Below are records to give again exactly; omit each image they contain.

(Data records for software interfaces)
>>

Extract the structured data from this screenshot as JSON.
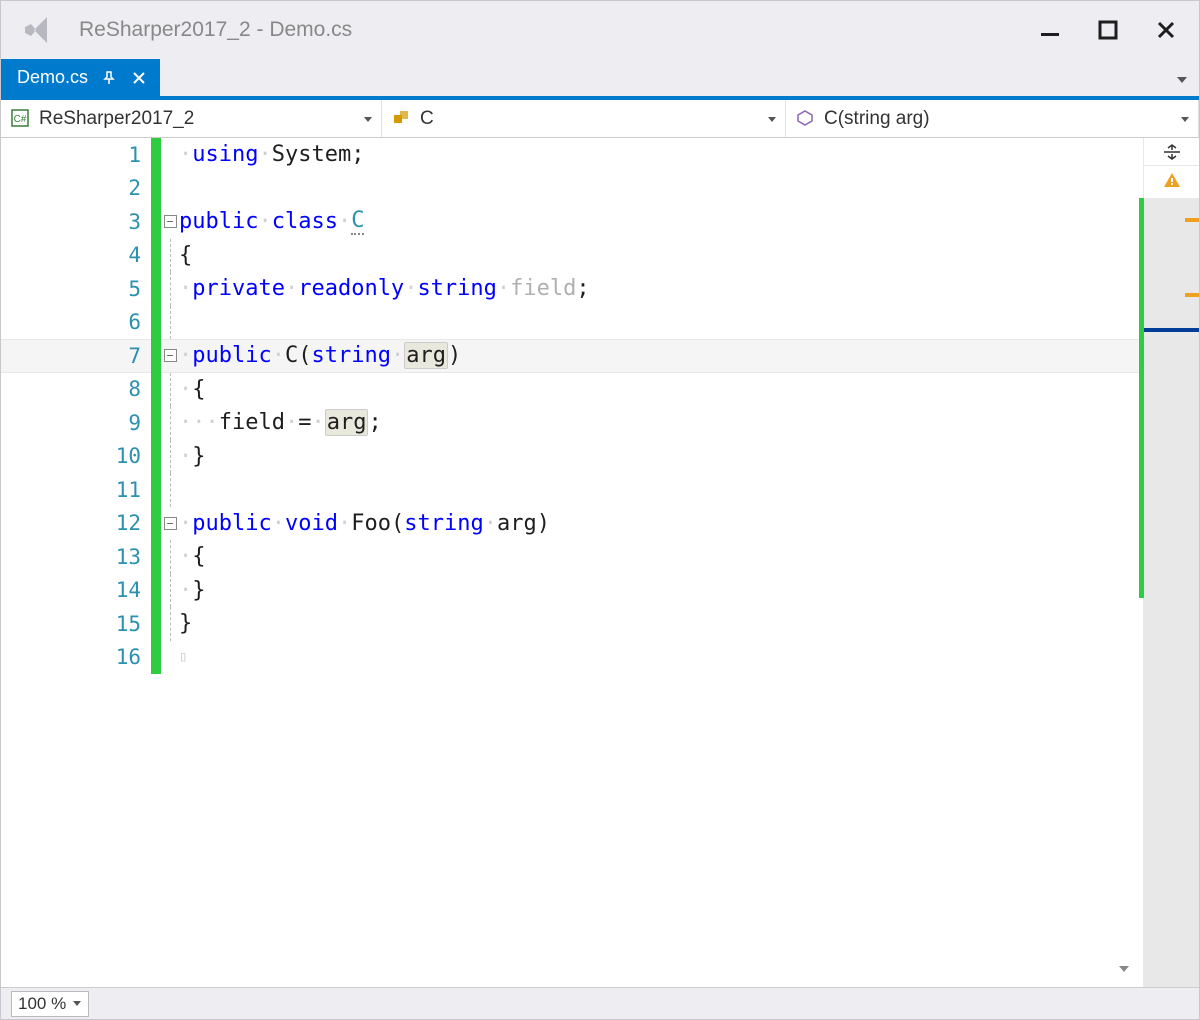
{
  "window": {
    "title_project": "ReSharper2017_2",
    "title_sep": " - ",
    "title_file": "Demo.cs"
  },
  "tab": {
    "label": "Demo.cs"
  },
  "nav": {
    "project": "ReSharper2017_2",
    "class": "C",
    "member": "C(string arg)"
  },
  "lines": {
    "1": "1",
    "2": "2",
    "3": "3",
    "4": "4",
    "5": "5",
    "6": "6",
    "7": "7",
    "8": "8",
    "9": "9",
    "10": "10",
    "11": "11",
    "12": "12",
    "13": "13",
    "14": "14",
    "15": "15",
    "16": "16"
  },
  "code": {
    "using": "using",
    "system": "System",
    "semi": ";",
    "public": "public",
    "class": "class",
    "C": "C",
    "lbrace": "{",
    "rbrace": "}",
    "private": "private",
    "readonly": "readonly",
    "string": "string",
    "field": "field",
    "void": "void",
    "Foo": "Foo",
    "lparen": "(",
    "rparen": ")",
    "arg": "arg",
    "eq": "=",
    "dot": "·"
  },
  "zoom": "100 %"
}
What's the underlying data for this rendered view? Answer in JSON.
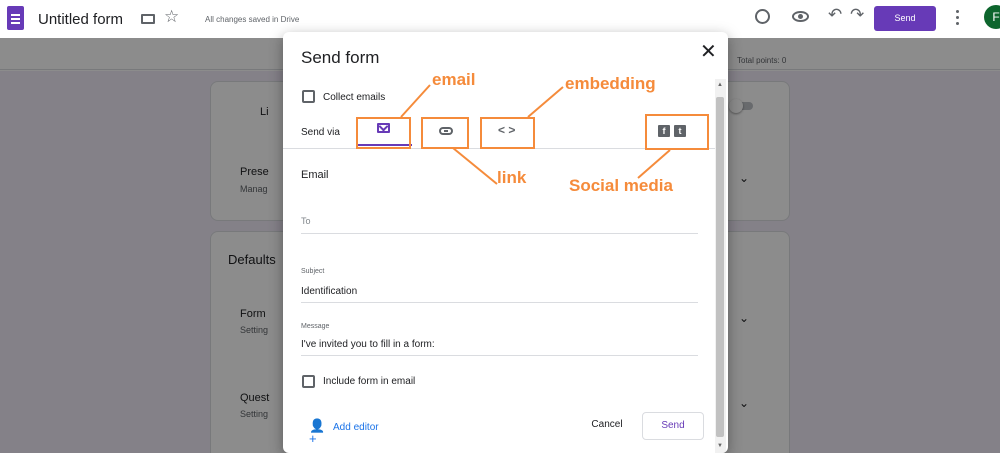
{
  "app": {
    "title": "Untitled form",
    "saved_status": "All changes saved in Drive",
    "send_label": "Send",
    "avatar_letter": "F",
    "brand_color": "#673ab7"
  },
  "editor": {
    "total_points": "Total points: 0",
    "items": {
      "li": "Li",
      "prese": "Prese",
      "manag": "Manag",
      "defaults": "Defaults",
      "form": "Form",
      "setting1": "Setting",
      "quest": "Quest",
      "setting2": "Setting"
    }
  },
  "dialog": {
    "title": "Send form",
    "collect_emails": "Collect emails",
    "send_via": "Send via",
    "section_title": "Email",
    "to_placeholder": "To",
    "subject_label": "Subject",
    "subject_value": "Identification",
    "message_label": "Message",
    "message_value": "I've invited you to fill in a form:",
    "include_form": "Include form in email",
    "add_editor": "Add editor",
    "cancel": "Cancel",
    "send": "Send",
    "icons": [
      "mail-icon",
      "link-icon",
      "embed-icon",
      "facebook-icon",
      "twitter-icon",
      "close-icon",
      "add-person-icon"
    ]
  },
  "annotations": {
    "email": "email",
    "embedding": "embedding",
    "link": "link",
    "social_media": "Social media",
    "color": "#f58b3b"
  }
}
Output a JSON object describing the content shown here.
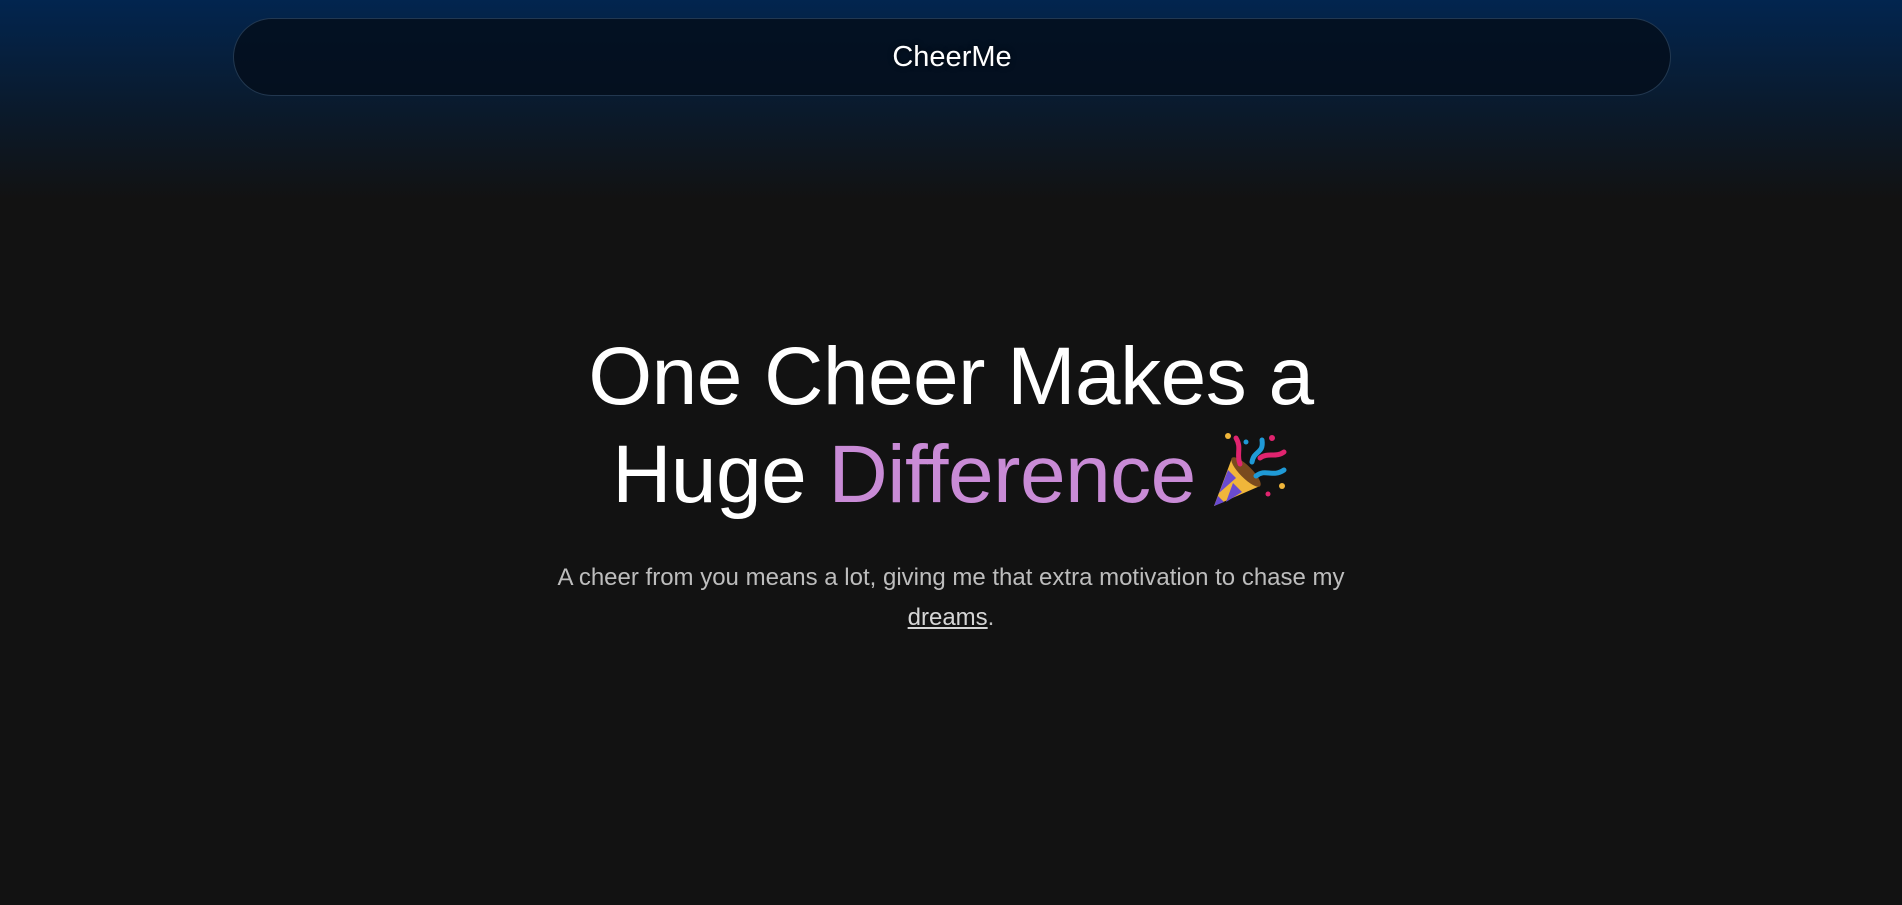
{
  "navbar": {
    "brand": "CheerMe"
  },
  "hero": {
    "headline_line1": "One Cheer Makes a",
    "headline_line2_start": "Huge ",
    "headline_accent": "Difference",
    "emoji_icon": "party-popper-icon",
    "subtitle_before_link": "A cheer from you means a lot, giving me that extra motivation to chase my ",
    "subtitle_link": "dreams",
    "subtitle_after_link": "."
  },
  "colors": {
    "background": "#121212",
    "top_gradient": "#02254f",
    "accent": "#c98bd6",
    "subtitle": "#bdbdbd"
  }
}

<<

Your solution:
Extract the structured data from this screenshot as JSON.
{
  "window": {
    "title_project": "ReSharper2017_2",
    "title_sep": " - ",
    "title_file": "Demo.cs"
  },
  "tab": {
    "label": "Demo.cs"
  },
  "nav": {
    "project": "ReSharper2017_2",
    "class": "C",
    "member": "C(string arg)"
  },
  "lines": {
    "1": "1",
    "2": "2",
    "3": "3",
    "4": "4",
    "5": "5",
    "6": "6",
    "7": "7",
    "8": "8",
    "9": "9",
    "10": "10",
    "11": "11",
    "12": "12",
    "13": "13",
    "14": "14",
    "15": "15",
    "16": "16"
  },
  "code": {
    "using": "using",
    "system": "System",
    "semi": ";",
    "public": "public",
    "class": "class",
    "C": "C",
    "lbrace": "{",
    "rbrace": "}",
    "private": "private",
    "readonly": "readonly",
    "string": "string",
    "field": "field",
    "void": "void",
    "Foo": "Foo",
    "lparen": "(",
    "rparen": ")",
    "arg": "arg",
    "eq": "=",
    "dot": "·"
  },
  "zoom": "100 %"
}
What's the underlying data for this rendered view? Answer in JSON.
{
  "app": {
    "title": "Untitled form",
    "saved_status": "All changes saved in Drive",
    "send_label": "Send",
    "avatar_letter": "F",
    "brand_color": "#673ab7"
  },
  "editor": {
    "total_points": "Total points: 0",
    "items": {
      "li": "Li",
      "prese": "Prese",
      "manag": "Manag",
      "defaults": "Defaults",
      "form": "Form",
      "setting1": "Setting",
      "quest": "Quest",
      "setting2": "Setting"
    }
  },
  "dialog": {
    "title": "Send form",
    "collect_emails": "Collect emails",
    "send_via": "Send via",
    "section_title": "Email",
    "to_placeholder": "To",
    "subject_label": "Subject",
    "subject_value": "Identification",
    "message_label": "Message",
    "message_value": "I've invited you to fill in a form:",
    "include_form": "Include form in email",
    "add_editor": "Add editor",
    "cancel": "Cancel",
    "send": "Send",
    "icons": [
      "mail-icon",
      "link-icon",
      "embed-icon",
      "facebook-icon",
      "twitter-icon",
      "close-icon",
      "add-person-icon"
    ]
  },
  "annotations": {
    "email": "email",
    "embedding": "embedding",
    "link": "link",
    "social_media": "Social media",
    "color": "#f58b3b"
  }
}
Output a JSON object describing the content shown here.
{
  "navbar": {
    "brand": "CheerMe"
  },
  "hero": {
    "headline_line1": "One Cheer Makes a",
    "headline_line2_start": "Huge ",
    "headline_accent": "Difference",
    "emoji_icon": "party-popper-icon",
    "subtitle_before_link": "A cheer from you means a lot, giving me that extra motivation to chase my ",
    "subtitle_link": "dreams",
    "subtitle_after_link": "."
  },
  "colors": {
    "background": "#121212",
    "top_gradient": "#02254f",
    "accent": "#c98bd6",
    "subtitle": "#bdbdbd"
  }
}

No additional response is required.